Each record must appear in your answer exactly as it does below.

(Data excerpts)
____

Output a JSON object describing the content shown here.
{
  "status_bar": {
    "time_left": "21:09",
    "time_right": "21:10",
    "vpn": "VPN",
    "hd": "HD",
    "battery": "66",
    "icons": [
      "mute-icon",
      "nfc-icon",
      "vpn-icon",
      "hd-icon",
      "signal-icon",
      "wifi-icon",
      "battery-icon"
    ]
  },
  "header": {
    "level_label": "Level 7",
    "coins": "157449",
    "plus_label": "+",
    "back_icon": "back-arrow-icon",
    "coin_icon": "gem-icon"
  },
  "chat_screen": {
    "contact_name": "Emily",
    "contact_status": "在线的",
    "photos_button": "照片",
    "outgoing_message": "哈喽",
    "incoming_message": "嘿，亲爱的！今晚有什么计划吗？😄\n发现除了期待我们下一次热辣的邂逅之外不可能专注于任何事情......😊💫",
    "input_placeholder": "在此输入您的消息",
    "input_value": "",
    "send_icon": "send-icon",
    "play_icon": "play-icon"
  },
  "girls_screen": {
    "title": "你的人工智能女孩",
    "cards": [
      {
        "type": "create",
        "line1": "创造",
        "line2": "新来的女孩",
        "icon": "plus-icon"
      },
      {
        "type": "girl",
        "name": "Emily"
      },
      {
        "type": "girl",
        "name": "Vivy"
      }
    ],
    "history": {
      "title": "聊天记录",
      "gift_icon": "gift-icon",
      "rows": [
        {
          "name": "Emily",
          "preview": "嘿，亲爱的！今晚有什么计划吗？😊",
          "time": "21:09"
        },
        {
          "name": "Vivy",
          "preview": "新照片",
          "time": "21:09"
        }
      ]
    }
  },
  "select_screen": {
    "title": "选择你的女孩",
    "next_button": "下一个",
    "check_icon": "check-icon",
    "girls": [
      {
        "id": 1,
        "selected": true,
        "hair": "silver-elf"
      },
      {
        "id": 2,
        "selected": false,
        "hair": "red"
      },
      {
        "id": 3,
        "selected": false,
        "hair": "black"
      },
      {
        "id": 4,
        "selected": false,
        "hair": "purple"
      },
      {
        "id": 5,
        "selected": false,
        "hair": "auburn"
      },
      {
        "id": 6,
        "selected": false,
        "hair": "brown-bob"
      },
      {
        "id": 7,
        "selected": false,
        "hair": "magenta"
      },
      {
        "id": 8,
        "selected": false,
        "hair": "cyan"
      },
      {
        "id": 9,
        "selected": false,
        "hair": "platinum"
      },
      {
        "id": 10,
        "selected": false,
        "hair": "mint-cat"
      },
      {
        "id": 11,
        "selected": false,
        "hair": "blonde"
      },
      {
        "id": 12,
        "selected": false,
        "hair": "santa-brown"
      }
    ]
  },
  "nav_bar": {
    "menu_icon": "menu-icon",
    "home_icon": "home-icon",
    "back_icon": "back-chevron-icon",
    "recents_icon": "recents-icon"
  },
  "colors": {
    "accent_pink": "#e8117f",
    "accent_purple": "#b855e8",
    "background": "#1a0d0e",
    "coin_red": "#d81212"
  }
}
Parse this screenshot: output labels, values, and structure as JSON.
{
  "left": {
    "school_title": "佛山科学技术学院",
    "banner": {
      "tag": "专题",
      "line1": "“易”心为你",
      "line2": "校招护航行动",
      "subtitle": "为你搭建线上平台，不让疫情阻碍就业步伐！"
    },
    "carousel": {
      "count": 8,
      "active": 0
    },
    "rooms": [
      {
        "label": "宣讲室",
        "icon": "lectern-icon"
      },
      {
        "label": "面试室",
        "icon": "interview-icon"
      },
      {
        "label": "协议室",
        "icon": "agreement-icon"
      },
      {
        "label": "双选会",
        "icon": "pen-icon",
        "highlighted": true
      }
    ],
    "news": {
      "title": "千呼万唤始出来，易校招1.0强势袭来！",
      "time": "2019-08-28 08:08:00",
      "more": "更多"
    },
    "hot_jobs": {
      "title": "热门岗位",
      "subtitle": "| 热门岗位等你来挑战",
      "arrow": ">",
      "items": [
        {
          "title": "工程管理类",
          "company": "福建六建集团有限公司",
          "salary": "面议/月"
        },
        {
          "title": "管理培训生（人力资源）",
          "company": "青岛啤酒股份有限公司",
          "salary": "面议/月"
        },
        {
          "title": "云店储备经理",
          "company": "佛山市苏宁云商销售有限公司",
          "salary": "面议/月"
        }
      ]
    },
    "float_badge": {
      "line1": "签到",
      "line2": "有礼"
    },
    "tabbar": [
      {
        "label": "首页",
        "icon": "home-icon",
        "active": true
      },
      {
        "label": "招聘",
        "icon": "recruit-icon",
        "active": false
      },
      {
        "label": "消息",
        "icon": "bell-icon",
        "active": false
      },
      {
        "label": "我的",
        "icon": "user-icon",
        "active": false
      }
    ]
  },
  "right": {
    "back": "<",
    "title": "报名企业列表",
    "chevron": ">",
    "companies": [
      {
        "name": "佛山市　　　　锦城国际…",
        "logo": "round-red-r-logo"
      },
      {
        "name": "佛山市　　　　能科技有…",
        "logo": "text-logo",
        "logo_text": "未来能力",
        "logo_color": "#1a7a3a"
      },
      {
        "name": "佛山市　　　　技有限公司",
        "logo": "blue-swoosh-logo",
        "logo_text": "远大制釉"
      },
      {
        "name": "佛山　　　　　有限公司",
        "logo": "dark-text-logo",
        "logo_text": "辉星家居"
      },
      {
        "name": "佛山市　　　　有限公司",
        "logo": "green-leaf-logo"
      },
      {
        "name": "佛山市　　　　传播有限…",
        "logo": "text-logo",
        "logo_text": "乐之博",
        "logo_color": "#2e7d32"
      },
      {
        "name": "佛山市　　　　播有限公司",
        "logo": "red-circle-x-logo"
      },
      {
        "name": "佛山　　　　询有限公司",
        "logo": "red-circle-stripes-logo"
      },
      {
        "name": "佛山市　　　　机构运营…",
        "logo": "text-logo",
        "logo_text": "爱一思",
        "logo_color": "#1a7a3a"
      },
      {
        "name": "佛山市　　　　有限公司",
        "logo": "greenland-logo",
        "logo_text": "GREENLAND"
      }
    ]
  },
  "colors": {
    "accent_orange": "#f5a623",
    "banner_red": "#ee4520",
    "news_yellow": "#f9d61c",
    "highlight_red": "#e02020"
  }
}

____

▶ [SOLUTION FOR THIS PROBLEM]:
Output a JSON object describing the content shown here.
{
  "status_bar": {
    "time_left": "21:09",
    "time_right": "21:10",
    "vpn": "VPN",
    "hd": "HD",
    "battery": "66",
    "icons": [
      "mute-icon",
      "nfc-icon",
      "vpn-icon",
      "hd-icon",
      "signal-icon",
      "wifi-icon",
      "battery-icon"
    ]
  },
  "header": {
    "level_label": "Level 7",
    "coins": "157449",
    "plus_label": "+",
    "back_icon": "back-arrow-icon",
    "coin_icon": "gem-icon"
  },
  "chat_screen": {
    "contact_name": "Emily",
    "contact_status": "在线的",
    "photos_button": "照片",
    "outgoing_message": "哈喽",
    "incoming_message": "嘿，亲爱的！今晚有什么计划吗？😄\n发现除了期待我们下一次热辣的邂逅之外不可能专注于任何事情......😊💫",
    "input_placeholder": "在此输入您的消息",
    "input_value": "",
    "send_icon": "send-icon",
    "play_icon": "play-icon"
  },
  "girls_screen": {
    "title": "你的人工智能女孩",
    "cards": [
      {
        "type": "create",
        "line1": "创造",
        "line2": "新来的女孩",
        "icon": "plus-icon"
      },
      {
        "type": "girl",
        "name": "Emily"
      },
      {
        "type": "girl",
        "name": "Vivy"
      }
    ],
    "history": {
      "title": "聊天记录",
      "gift_icon": "gift-icon",
      "rows": [
        {
          "name": "Emily",
          "preview": "嘿，亲爱的！今晚有什么计划吗？😊",
          "time": "21:09"
        },
        {
          "name": "Vivy",
          "preview": "新照片",
          "time": "21:09"
        }
      ]
    }
  },
  "select_screen": {
    "title": "选择你的女孩",
    "next_button": "下一个",
    "check_icon": "check-icon",
    "girls": [
      {
        "id": 1,
        "selected": true,
        "hair": "silver-elf"
      },
      {
        "id": 2,
        "selected": false,
        "hair": "red"
      },
      {
        "id": 3,
        "selected": false,
        "hair": "black"
      },
      {
        "id": 4,
        "selected": false,
        "hair": "purple"
      },
      {
        "id": 5,
        "selected": false,
        "hair": "auburn"
      },
      {
        "id": 6,
        "selected": false,
        "hair": "brown-bob"
      },
      {
        "id": 7,
        "selected": false,
        "hair": "magenta"
      },
      {
        "id": 8,
        "selected": false,
        "hair": "cyan"
      },
      {
        "id": 9,
        "selected": false,
        "hair": "platinum"
      },
      {
        "id": 10,
        "selected": false,
        "hair": "mint-cat"
      },
      {
        "id": 11,
        "selected": false,
        "hair": "blonde"
      },
      {
        "id": 12,
        "selected": false,
        "hair": "santa-brown"
      }
    ]
  },
  "nav_bar": {
    "menu_icon": "menu-icon",
    "home_icon": "home-icon",
    "back_icon": "back-chevron-icon",
    "recents_icon": "recents-icon"
  },
  "colors": {
    "accent_pink": "#e8117f",
    "accent_purple": "#b855e8",
    "background": "#1a0d0e",
    "coin_red": "#d81212"
  }
}
Parse this screenshot: output labels, values, and structure as JSON.
{
  "left": {
    "school_title": "佛山科学技术学院",
    "banner": {
      "tag": "专题",
      "line1": "“易”心为你",
      "line2": "校招护航行动",
      "subtitle": "为你搭建线上平台，不让疫情阻碍就业步伐！"
    },
    "carousel": {
      "count": 8,
      "active": 0
    },
    "rooms": [
      {
        "label": "宣讲室",
        "icon": "lectern-icon"
      },
      {
        "label": "面试室",
        "icon": "interview-icon"
      },
      {
        "label": "协议室",
        "icon": "agreement-icon"
      },
      {
        "label": "双选会",
        "icon": "pen-icon",
        "highlighted": true
      }
    ],
    "news": {
      "title": "千呼万唤始出来，易校招1.0强势袭来！",
      "time": "2019-08-28 08:08:00",
      "more": "更多"
    },
    "hot_jobs": {
      "title": "热门岗位",
      "subtitle": "| 热门岗位等你来挑战",
      "arrow": ">",
      "items": [
        {
          "title": "工程管理类",
          "company": "福建六建集团有限公司",
          "salary": "面议/月"
        },
        {
          "title": "管理培训生（人力资源）",
          "company": "青岛啤酒股份有限公司",
          "salary": "面议/月"
        },
        {
          "title": "云店储备经理",
          "company": "佛山市苏宁云商销售有限公司",
          "salary": "面议/月"
        }
      ]
    },
    "float_badge": {
      "line1": "签到",
      "line2": "有礼"
    },
    "tabbar": [
      {
        "label": "首页",
        "icon": "home-icon",
        "active": true
      },
      {
        "label": "招聘",
        "icon": "recruit-icon",
        "active": false
      },
      {
        "label": "消息",
        "icon": "bell-icon",
        "active": false
      },
      {
        "label": "我的",
        "icon": "user-icon",
        "active": false
      }
    ]
  },
  "right": {
    "back": "<",
    "title": "报名企业列表",
    "chevron": ">",
    "companies": [
      {
        "name": "佛山市　　　　锦城国际…",
        "logo": "round-red-r-logo"
      },
      {
        "name": "佛山市　　　　能科技有…",
        "logo": "text-logo",
        "logo_text": "未来能力",
        "logo_color": "#1a7a3a"
      },
      {
        "name": "佛山市　　　　技有限公司",
        "logo": "blue-swoosh-logo",
        "logo_text": "远大制釉"
      },
      {
        "name": "佛山　　　　　有限公司",
        "logo": "dark-text-logo",
        "logo_text": "辉星家居"
      },
      {
        "name": "佛山市　　　　有限公司",
        "logo": "green-leaf-logo"
      },
      {
        "name": "佛山市　　　　传播有限…",
        "logo": "text-logo",
        "logo_text": "乐之博",
        "logo_color": "#2e7d32"
      },
      {
        "name": "佛山市　　　　播有限公司",
        "logo": "red-circle-x-logo"
      },
      {
        "name": "佛山　　　　询有限公司",
        "logo": "red-circle-stripes-logo"
      },
      {
        "name": "佛山市　　　　机构运营…",
        "logo": "text-logo",
        "logo_text": "爱一思",
        "logo_color": "#1a7a3a"
      },
      {
        "name": "佛山市　　　　有限公司",
        "logo": "greenland-logo",
        "logo_text": "GREENLAND"
      }
    ]
  },
  "colors": {
    "accent_orange": "#f5a623",
    "banner_red": "#ee4520",
    "news_yellow": "#f9d61c",
    "highlight_red": "#e02020"
  }
}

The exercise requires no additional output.